#1: New England at Houston (9-3: IND, OAK, SEA, DEN, ATL, CHI, SD, SF, CAR, TEN, HOU, NO)
The New England Patriots always seem to "get healthy" and play their best football as we get into late November. This year is no exception with a great 24-point comeback against the team everyone expected to represent the AFC in this year's Super Bowl (Denver). Meanwhile, nothing seems to be going right in Houston with Gary Kubiak yanking Case Keenum in favor of Matt Schaub in the middle of last week's game. But the Texans' faults aren't limited to just the quarterback position. The defense has given up the 6th-most points per game while their offense is 30th in points per game. This is not a winning formula for a team that went from being a preseason playoff contender to its current 2-9 record, not to mention a media circus that features a star receiver saying "We suck" on offense and leaves the rest of the NFL wondering if Kubiak will keep his job after a very disappointing season. Barring a total fluke and assuming that you haven't used Brady and company yet, take the Patriots as we flip the calendar into December and watch Belichick pull the strings on another playoff run.

Mike Davis has been writing about fantasy football since 1999. As a landlocked Oklahoman who longs for the sound of ocean waves, he also writes about ocean colonization under the pen name Studio Dongo.
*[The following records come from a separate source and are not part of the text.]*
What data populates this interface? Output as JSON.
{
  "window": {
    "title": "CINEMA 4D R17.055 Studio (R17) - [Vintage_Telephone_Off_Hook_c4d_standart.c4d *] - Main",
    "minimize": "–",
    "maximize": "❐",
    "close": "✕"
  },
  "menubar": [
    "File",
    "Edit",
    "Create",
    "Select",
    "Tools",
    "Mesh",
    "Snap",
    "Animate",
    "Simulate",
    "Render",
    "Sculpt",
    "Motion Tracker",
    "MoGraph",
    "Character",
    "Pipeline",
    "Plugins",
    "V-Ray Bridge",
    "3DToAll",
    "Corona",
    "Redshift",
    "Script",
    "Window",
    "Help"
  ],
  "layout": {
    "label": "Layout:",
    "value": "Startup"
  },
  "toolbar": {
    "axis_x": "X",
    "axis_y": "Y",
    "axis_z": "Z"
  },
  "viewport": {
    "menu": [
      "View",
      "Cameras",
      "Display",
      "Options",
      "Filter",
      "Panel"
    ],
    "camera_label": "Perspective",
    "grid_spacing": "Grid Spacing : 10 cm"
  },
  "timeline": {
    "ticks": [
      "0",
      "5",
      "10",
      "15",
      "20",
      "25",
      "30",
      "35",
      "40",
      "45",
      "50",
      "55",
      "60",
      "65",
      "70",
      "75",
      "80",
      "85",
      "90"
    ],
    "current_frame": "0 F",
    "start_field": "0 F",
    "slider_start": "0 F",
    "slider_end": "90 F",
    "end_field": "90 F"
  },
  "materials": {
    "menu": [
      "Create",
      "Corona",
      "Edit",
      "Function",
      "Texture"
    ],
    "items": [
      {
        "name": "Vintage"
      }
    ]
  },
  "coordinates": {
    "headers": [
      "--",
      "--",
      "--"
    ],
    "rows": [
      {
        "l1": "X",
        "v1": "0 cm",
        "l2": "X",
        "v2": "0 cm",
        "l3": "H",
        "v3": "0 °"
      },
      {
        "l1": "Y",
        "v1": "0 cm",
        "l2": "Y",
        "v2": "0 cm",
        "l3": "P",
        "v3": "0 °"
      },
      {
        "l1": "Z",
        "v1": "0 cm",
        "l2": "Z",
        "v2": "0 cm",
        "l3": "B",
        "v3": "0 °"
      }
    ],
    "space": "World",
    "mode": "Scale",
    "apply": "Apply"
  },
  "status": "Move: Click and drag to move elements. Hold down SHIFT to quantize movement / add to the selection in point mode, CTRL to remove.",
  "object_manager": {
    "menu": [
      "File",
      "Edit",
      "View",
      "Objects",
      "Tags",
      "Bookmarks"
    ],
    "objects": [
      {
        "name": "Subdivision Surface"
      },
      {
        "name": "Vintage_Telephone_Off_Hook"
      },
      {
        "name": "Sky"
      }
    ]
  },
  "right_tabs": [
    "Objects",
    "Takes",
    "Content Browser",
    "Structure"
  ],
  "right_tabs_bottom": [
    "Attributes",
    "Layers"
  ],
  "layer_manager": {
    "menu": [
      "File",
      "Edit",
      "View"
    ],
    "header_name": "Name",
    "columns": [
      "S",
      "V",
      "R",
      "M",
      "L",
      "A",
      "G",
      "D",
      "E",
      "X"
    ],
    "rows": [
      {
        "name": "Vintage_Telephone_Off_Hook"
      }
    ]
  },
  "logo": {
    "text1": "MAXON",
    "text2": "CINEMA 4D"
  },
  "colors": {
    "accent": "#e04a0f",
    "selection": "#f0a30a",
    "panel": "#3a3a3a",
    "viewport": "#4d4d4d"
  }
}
The latest installment in his science fiction series can be found here.